The San Benito County Planning Commission unanimously approved a use permit for a Buddhist meditation retreat site near the Panoche Valley and separately, a communications antenna near Highway 156 at its June 17 meeting.
The retreat site, located 36 miles east of Hollister, is intended to host monthly weekend events for 15 to 25 people. A 350-person event is also planned to occur every five years.
Associate Planner Michael Kelly said the applicant, Buddhist Foundation Diamond Way, proposed to construct a 720-square-foot bath facility, a 2,500-square-foot meditation building and two 720-square-foot storage buildings. The bath facility is proposed to be built within the first year of the permit being issued, while the other buildings are planned to be constructed later. The use permit also allows the applicant to provide temporary on-site cooking or catering.
Kelly said the site is zoned Agricultural Rangeland and Open Space combining districts, which allow for religious institutions and social clubs. Conditions of approval include parking only on the property and a requirement to have water tanks of 5,000 gallons for firefighting. The Buddhist facility is located at Willow Springs Lots 4 and 20, 4½ miles east-northeast of the Antelope Fire Control Station and 6½ miles northwest of the Panoche Road–Little Panoche Road intersection.
Commissioners also approved a conditional use permit for a 95-foot tall wireless telecommunications tower at 10 Flint Road.

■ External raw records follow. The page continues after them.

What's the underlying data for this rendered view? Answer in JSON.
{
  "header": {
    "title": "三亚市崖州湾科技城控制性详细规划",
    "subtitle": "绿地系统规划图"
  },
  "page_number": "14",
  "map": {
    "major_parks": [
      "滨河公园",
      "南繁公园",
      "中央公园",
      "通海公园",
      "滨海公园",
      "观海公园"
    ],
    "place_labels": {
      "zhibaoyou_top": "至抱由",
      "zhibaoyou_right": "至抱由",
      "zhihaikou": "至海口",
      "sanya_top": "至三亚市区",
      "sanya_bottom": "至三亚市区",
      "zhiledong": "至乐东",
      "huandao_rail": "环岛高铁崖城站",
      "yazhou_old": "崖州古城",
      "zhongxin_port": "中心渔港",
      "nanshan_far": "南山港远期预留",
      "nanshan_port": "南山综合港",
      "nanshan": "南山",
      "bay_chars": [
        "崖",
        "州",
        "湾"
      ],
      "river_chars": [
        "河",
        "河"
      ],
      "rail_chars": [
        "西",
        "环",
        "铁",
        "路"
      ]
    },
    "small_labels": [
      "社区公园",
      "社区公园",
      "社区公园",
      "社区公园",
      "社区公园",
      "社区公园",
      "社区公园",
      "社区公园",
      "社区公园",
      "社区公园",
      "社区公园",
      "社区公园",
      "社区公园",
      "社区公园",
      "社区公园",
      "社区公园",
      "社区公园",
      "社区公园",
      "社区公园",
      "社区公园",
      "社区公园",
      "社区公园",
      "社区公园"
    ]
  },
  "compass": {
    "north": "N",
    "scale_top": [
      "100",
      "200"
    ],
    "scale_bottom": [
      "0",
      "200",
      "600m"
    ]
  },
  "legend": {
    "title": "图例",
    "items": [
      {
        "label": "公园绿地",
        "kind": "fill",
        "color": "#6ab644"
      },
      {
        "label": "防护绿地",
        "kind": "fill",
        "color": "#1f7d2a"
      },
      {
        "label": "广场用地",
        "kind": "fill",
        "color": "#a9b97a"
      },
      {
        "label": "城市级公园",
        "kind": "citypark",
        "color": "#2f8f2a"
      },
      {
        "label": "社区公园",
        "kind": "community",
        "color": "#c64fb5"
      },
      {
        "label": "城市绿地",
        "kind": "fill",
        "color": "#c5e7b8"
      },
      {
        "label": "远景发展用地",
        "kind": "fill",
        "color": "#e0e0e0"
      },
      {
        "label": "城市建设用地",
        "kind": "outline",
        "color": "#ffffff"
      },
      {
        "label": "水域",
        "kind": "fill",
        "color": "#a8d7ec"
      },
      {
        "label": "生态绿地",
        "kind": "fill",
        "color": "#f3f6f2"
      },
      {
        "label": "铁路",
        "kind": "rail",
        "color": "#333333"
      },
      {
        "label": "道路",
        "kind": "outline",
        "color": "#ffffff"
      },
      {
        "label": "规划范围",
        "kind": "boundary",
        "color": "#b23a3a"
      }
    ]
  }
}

Kelly said the tower includes two omnidirectional antennas for truck transportation communications and additional mounting spaces for future additions that can accommodate up to three different carriers.
The applicant is John Merritt with Horizon Tower, LLC, and the property owner is San Benito County Supervisor Anthony Botelho and his wife Susan Botelho.
“This is going to be initially for truck transportation communications FleetNet,” Kelly said. “It is the company that is running this service that advertises its service for reliability for truck transportation using GIS tools. Also for fleet maintenance and repair and towing.”
According to the meeting agenda packet, the antenna also includes two microwave dishes on the lower level and could potentially have 12 antenna units and 12 remote radio units in the middle. A six-foot chain-link fence will surround the tower.
While there are two communications towers in the area, Kelly said the new antenna could fill the gap created by distance and terrain. The closest antenna is at the intersection of Highway 156 and Buena Vista Road, approximately 2.5 miles from the proposed new antenna. The other is 3.5 miles away and stands on a hill near San Juan Bautista.
Commissioner Robert Rodriguez said while he liked the industrial look of the antenna, he asked Kelly if the county had previously agreed to make all antennas look consistent to make it more aesthetically pleasing, and whether this set a precedent to future aesthetic requirements.
County Planner Taven Brown said it was up to the commissioners to require a tree-looking antenna. He said the design was chosen to make it look similar to the surrounding buildings.
Assistant County Counsel Joel Ellingwood said that in land use, it would not set precedent because every property is unique in landscape, and that projects are judged on their merits.
“If you look at the photo simulations there are above-ground utility poles in the vicinity. It’s more similar to the look of the utility poles there than having an artificial redwood tree of similar height,” Ellingwood said.